> Aim of the task
Your task is to find every line of the listing that includes "heading" and copy it.

....................

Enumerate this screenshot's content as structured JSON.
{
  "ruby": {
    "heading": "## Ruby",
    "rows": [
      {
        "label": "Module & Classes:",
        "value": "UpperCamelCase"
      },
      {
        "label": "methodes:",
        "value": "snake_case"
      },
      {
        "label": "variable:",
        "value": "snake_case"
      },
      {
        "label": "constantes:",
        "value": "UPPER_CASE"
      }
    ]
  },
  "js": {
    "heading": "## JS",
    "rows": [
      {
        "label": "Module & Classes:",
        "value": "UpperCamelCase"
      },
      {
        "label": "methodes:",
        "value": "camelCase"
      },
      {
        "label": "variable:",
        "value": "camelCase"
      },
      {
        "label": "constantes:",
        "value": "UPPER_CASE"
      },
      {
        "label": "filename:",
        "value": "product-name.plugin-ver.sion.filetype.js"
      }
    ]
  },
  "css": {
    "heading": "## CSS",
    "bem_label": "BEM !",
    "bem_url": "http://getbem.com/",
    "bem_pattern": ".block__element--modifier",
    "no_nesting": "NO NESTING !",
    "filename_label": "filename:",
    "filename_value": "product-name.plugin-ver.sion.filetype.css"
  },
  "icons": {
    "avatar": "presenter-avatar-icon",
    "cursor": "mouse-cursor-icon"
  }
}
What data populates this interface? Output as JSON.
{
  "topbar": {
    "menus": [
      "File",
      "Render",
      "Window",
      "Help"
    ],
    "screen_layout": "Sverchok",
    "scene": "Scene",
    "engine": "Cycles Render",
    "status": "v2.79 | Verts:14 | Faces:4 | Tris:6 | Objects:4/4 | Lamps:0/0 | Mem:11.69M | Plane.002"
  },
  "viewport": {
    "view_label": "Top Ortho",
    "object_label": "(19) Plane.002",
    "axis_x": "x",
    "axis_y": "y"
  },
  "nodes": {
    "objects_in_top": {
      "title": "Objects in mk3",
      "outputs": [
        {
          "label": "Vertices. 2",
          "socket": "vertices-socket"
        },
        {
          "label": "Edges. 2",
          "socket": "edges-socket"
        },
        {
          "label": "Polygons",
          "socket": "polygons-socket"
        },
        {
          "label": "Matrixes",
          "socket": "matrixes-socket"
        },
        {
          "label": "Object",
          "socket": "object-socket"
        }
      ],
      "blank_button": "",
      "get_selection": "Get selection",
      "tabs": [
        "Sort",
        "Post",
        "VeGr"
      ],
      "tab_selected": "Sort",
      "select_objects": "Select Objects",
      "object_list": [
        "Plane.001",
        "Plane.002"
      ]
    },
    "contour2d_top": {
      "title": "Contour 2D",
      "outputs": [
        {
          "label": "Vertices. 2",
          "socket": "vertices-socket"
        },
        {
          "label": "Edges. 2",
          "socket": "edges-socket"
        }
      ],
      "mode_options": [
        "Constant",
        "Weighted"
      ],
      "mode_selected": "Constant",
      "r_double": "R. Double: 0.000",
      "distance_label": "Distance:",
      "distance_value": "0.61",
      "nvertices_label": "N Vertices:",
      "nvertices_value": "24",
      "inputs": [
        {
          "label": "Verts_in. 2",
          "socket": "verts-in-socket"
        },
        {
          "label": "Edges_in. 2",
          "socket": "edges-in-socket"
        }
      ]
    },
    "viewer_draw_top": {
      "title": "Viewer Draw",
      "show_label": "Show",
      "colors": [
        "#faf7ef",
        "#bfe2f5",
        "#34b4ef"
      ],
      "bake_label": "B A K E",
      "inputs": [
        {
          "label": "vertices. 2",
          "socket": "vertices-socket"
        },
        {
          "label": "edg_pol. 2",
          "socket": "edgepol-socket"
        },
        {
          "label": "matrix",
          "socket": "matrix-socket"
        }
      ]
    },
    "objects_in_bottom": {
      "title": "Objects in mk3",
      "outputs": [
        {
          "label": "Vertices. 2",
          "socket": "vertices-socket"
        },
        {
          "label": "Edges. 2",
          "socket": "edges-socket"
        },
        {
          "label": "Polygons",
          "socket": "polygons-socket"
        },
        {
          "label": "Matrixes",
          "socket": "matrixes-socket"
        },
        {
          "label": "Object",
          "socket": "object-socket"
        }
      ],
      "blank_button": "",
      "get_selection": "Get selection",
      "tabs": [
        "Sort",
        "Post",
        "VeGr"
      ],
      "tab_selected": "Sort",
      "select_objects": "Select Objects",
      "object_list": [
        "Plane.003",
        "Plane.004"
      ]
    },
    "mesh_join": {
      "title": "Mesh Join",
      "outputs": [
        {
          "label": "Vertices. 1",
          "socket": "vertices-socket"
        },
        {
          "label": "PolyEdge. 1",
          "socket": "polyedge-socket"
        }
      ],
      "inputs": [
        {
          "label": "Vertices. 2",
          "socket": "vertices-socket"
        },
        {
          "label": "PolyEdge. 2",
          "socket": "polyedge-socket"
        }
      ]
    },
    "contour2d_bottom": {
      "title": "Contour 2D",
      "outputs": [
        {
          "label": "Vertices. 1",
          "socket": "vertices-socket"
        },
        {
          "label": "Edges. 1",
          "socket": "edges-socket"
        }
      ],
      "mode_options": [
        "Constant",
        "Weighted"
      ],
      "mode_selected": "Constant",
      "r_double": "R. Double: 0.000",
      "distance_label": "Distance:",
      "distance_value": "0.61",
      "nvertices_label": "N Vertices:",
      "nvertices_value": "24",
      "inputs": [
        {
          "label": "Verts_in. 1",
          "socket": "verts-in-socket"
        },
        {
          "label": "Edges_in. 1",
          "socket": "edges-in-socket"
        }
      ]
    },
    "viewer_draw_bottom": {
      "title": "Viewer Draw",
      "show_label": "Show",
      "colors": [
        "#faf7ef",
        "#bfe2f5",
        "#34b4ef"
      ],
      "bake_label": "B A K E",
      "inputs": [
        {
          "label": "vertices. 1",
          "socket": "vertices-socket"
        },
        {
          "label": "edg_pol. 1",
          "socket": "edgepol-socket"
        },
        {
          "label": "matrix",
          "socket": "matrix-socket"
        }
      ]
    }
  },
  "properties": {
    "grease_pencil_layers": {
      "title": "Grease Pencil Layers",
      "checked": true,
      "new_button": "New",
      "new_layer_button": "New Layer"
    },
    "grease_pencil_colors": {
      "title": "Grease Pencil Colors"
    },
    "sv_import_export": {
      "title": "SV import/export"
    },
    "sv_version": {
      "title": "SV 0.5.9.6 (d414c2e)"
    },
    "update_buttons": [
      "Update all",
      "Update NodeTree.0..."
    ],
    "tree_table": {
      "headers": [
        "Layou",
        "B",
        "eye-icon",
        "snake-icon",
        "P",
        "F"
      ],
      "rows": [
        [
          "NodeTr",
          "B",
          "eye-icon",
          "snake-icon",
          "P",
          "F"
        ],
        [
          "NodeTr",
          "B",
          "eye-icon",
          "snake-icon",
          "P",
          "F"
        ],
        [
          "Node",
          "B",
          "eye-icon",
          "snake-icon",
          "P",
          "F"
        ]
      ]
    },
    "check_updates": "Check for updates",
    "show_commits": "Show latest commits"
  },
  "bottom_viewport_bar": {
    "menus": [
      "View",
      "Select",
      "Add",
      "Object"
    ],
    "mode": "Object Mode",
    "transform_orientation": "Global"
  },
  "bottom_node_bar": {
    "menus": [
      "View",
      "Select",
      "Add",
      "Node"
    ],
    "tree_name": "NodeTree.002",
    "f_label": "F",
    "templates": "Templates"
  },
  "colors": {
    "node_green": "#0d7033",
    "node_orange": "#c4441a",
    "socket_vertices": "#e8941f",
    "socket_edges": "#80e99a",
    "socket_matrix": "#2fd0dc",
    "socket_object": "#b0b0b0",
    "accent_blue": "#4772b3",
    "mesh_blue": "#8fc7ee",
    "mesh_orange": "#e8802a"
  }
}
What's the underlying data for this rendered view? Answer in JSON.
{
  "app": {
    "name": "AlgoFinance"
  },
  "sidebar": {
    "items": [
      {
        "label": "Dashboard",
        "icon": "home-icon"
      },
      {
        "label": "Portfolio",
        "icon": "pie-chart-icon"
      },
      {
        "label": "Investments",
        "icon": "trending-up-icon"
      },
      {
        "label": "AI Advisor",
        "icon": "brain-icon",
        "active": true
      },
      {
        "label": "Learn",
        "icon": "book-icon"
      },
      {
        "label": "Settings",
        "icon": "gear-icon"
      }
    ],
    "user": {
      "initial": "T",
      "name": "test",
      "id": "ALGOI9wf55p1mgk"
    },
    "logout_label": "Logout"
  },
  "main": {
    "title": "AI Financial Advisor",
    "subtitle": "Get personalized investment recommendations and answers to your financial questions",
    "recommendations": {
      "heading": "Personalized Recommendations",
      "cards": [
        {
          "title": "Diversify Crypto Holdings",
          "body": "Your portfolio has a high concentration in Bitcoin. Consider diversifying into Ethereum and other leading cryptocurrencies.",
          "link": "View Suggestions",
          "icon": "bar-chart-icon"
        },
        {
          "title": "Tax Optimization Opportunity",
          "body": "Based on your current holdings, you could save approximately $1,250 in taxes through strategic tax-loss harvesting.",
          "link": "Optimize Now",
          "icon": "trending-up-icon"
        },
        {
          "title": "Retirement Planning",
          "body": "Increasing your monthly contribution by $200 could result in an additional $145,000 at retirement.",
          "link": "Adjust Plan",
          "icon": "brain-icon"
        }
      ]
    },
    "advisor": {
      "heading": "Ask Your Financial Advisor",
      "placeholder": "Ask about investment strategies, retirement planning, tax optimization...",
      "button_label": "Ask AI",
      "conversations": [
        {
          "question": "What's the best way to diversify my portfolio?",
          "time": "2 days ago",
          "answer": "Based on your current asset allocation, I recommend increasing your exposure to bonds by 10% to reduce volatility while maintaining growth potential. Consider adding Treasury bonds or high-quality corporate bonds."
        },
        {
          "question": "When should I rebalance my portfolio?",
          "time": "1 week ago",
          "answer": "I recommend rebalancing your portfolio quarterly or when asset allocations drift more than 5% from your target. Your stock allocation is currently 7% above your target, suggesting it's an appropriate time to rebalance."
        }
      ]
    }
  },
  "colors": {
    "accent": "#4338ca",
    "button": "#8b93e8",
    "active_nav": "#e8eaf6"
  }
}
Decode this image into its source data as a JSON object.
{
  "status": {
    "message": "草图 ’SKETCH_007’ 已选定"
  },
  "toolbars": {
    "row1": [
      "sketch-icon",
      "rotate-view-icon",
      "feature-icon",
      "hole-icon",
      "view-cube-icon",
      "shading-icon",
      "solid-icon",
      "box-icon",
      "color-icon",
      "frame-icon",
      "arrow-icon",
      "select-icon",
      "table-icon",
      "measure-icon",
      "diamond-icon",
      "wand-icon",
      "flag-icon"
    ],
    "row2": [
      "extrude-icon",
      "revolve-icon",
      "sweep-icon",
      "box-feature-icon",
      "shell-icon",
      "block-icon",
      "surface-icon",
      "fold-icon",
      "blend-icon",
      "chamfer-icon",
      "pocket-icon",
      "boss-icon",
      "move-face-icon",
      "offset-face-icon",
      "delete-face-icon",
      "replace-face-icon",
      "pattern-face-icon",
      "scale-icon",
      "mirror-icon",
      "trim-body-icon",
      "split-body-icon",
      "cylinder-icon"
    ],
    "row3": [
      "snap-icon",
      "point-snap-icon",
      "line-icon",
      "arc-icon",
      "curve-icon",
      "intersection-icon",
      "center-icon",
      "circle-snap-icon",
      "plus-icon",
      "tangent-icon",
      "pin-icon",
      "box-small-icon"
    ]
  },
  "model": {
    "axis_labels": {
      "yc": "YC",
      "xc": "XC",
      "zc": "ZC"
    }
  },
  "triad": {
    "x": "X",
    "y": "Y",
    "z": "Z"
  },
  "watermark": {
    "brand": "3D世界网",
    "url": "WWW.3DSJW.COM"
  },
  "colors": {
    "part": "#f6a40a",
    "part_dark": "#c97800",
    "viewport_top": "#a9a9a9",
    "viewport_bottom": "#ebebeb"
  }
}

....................

> Response to the task
    "heading": "## Ruby",
    "heading": "## JS",
    "heading": "## CSS",
      "heading": "Personalized Recommendations",
      "heading": "Ask Your Financial Advisor",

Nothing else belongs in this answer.